Ralph Colin Ross

His son was Ralph Colin Ross, who authored a book From Chicago to Chungking. Ralph Ross, member of the Hitler Youth, volunteered to fight against Bolshevism on the Easten Front as a artillery gunner for the Wehrmacht during WWII and was killed in Russia on 10 July 1941 in weather related accident by lighting strike near Starokonstantinow.[4] According to author George Bailey:

"Their son Ralph had been killed in a freak accident on the Eastern front. He was sunning himself on a raft in the middle of a Russian lake with two comrades. A solitary cloud was in the sky, directly overhead.
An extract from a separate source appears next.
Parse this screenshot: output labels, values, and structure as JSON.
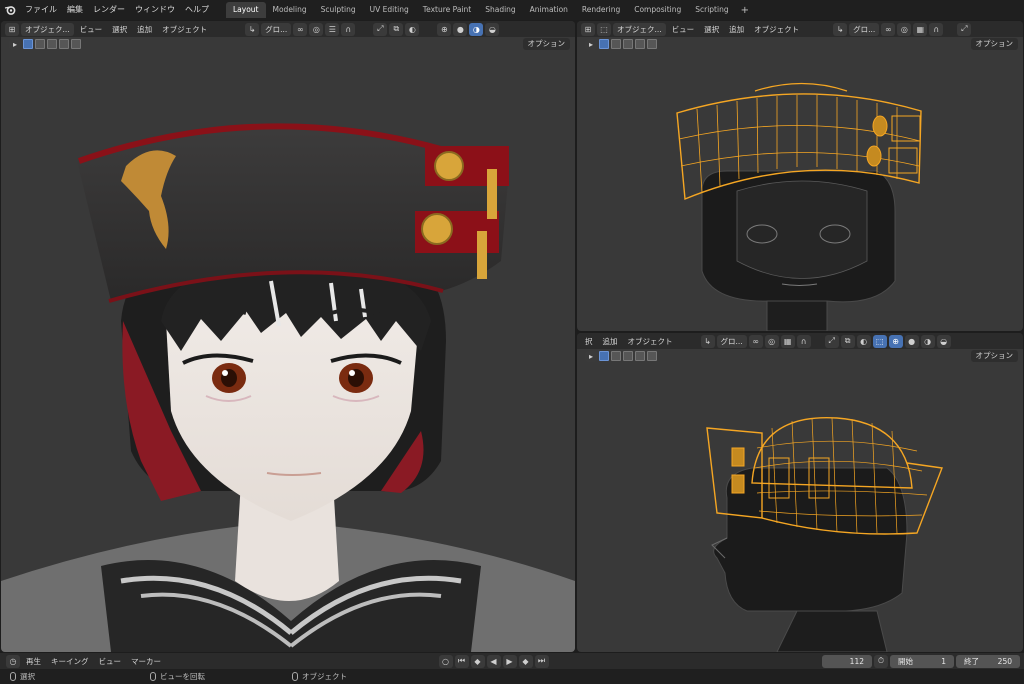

The cloud discharged a bolt of lightning that killed Ralph on the spot and left his comrades untouched."

Awards and decorations (excerpt)

Works (selection)

  • Die Produktionsbedingungen der Seewerke und ihre Entwicklung, 1910 (dissertation)
  • Das ABC der wissenschaftlichen Betriebsführung, 1917 (translation of Primer of the Scientific Management by Frank B. Gilbreth)
  • Amerika’s Hour of Decision
  • Unser Amerika (Our America) (1937)
  • Der Balkan Amerikas (1937)

Primary research material

California State University Library at Northridge (Oviatt Library-JEWISH FEDERATION COUNCIL OF GREATER LOS ANGELES’ COMMUNITY RELATIONS COMMITTEE COLLECTION, PART 2 ([1]); Boxes 92-09 (1938), 92-10 (1939), 92-11 (1940, 1942).

Further reading

External links

References

  1. About Colin Ross
  2. Vikings to U-Boats: the German experience in Newfoundland and Labrador, By Gerhard P. Bassler, page 189
  3. Diary for the period April 15th to May 15th 1945
  4. Hitler Youth Personal Account: Ralph Ross (Germany, 1923-41)